When Vijay Balan was a young boy, his father would regale him with stories inspired by family history. One of these centered around Balan’s grand-uncle, a police officer in 1920s and early 1930s India who later went on to Singapore and became a spy for the Japanese military during World War II. Balan has turned this tale into his first novel, The Swaraj Spy. The title refers to the Hindustani word for self-rule, and it’s this wish that drives the main character, Kumaran “Kumar” Nair. The book is less a mass market spy thriller and more of a character-driven story of a man who hopes to do right by his family and country.
On 2 September 1945, Japan surrendered to the United States, ending the Second World War. Yet the Japanese invasion had upended the old geopolitical structures of European empires, leaving old imperial powers on the decline and new groups calling for independence on the rise. That unsteady situation sparked a decade of conflict: in Indonesia, in Vietnam, in China and in Korea, as esteemed military historian Professor Ronald Spector writes about in his latest book, A Continent Erupts: Decolonization, Civil War, and Massacre in Postwar Asia, 1945–1955.

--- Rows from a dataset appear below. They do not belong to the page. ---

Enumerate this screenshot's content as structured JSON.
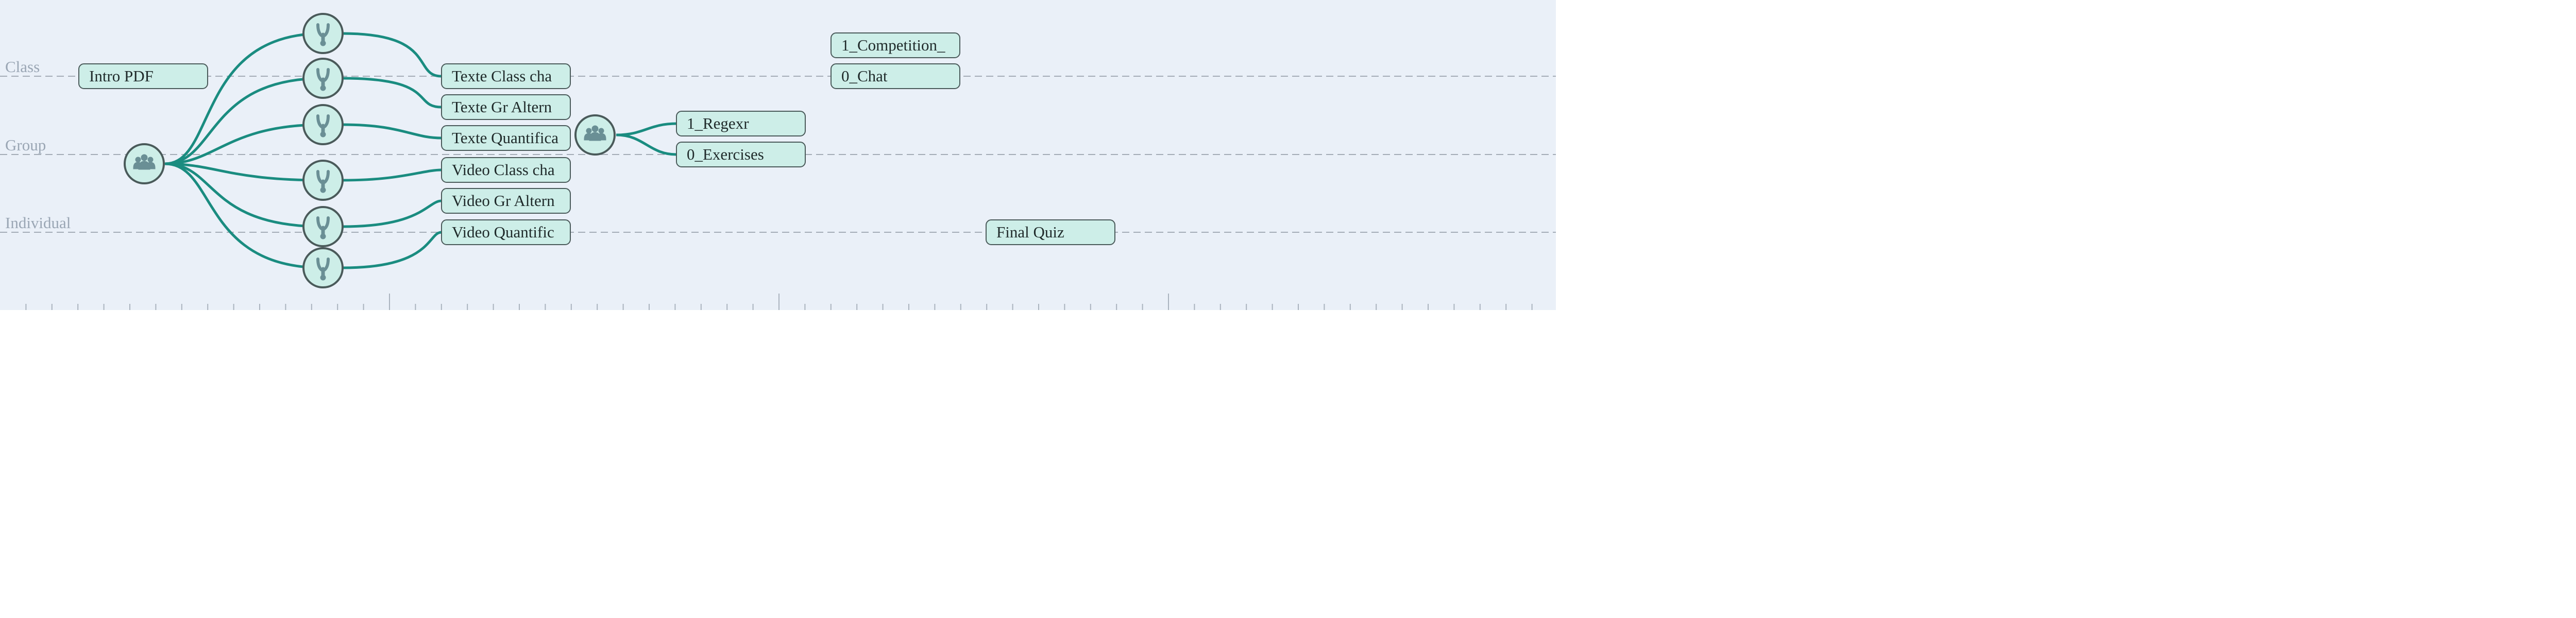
{
  "lanes": [
    {
      "id": "class",
      "label": "Class"
    },
    {
      "id": "group",
      "label": "Group"
    },
    {
      "id": "individual",
      "label": "Individual"
    }
  ],
  "activities": [
    {
      "id": "intro",
      "label": "Intro PDF",
      "lane": "class"
    },
    {
      "id": "texte-class",
      "label": "Texte Class cha",
      "lane": "class"
    },
    {
      "id": "texte-gr",
      "label": "Texte Gr Altern",
      "lane": "group"
    },
    {
      "id": "texte-quant",
      "label": "Texte Quantifica",
      "lane": "group"
    },
    {
      "id": "video-class",
      "label": "Video Class cha",
      "lane": "group"
    },
    {
      "id": "video-gr",
      "label": "Video Gr Altern",
      "lane": "individual"
    },
    {
      "id": "video-quant",
      "label": "Video Quantific",
      "lane": "individual"
    },
    {
      "id": "regexr",
      "label": "1_Regexr",
      "lane": "group"
    },
    {
      "id": "exercises",
      "label": "0_Exercises",
      "lane": "group"
    },
    {
      "id": "competition",
      "label": "1_Competition_",
      "lane": "class"
    },
    {
      "id": "chat",
      "label": "0_Chat",
      "lane": "class"
    },
    {
      "id": "final-quiz",
      "label": "Final Quiz",
      "lane": "individual"
    }
  ],
  "icons": {
    "group_node": "group-icon",
    "fork_node": "fork-icon"
  },
  "colors": {
    "background": "#eaf0f8",
    "node_fill": "#cdeee8",
    "node_stroke": "#4a5a5a",
    "connector": "#1a8c80",
    "lane_line": "#a4acb6",
    "lane_label": "#9aa6b4",
    "icon": "#6a8f95",
    "ruler": "#aab3be"
  }
}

A round-up of reviews of fiction and short story collections in translation from Vietnamese, Bahasa Indonesia and eight different South Asian languages, classical and modern.
The two novellas in Shivani Sivagurunathan’s What Has Happened to Harry Pillai? take place on the fictional Coal Island in Malaysia, a setting she has used previously in a couple of other books going back a decade. Much lurks under the surface of this seemingly idyllic locale. In this latest book, each novella takes on the theme of loneliness and reinvention.
On 2 September 1945, on the US battleship Missouri, US General Douglas MacArthur concluded the formal surrender ceremony of the Pacific War by stating: “Let us pray that peace be now restored to the world, and that God will preserve it always.” When the guns of the Second World War fell silent in Asia, peace did not return to the peoples of East and Southeast Asia. Instead, as Ronald Spector details in his meticulous and informative military history of the postwar Far East, the region “erupted” as a result of decolonization, civil wars, and the broader Cold War. The region became a vast “bloodlands” in which nearly four million combatants and probably close to 20 million civilians died.
High in the mountains of the Golden Triangle, where Thailand, Laos, and Myanmar once knew no boundaries, lives a rich multiplicity of traditional peoples. Prominent among them are the Karen, Hmong, Iu Mien, Lahu, Akha, and Lisu, six distinct groups who have maintained their independence, identity, and worldview to a high degree.
The fighting on Borneo during World War II is often forgotten because in the larger picture of the Pacific War it was relatively insignificant compared to the battles in New Guinea, the Philippines, and smaller islands of the central Pacific and southwest Pacific. The fighting on Borneo occurred near the end of the war between March and September 1945. Most of the heavy fighting took place on the small island of Tarakan, along the east coast near Balikpapan, and in Northern Borneo along the coast near Laubuan.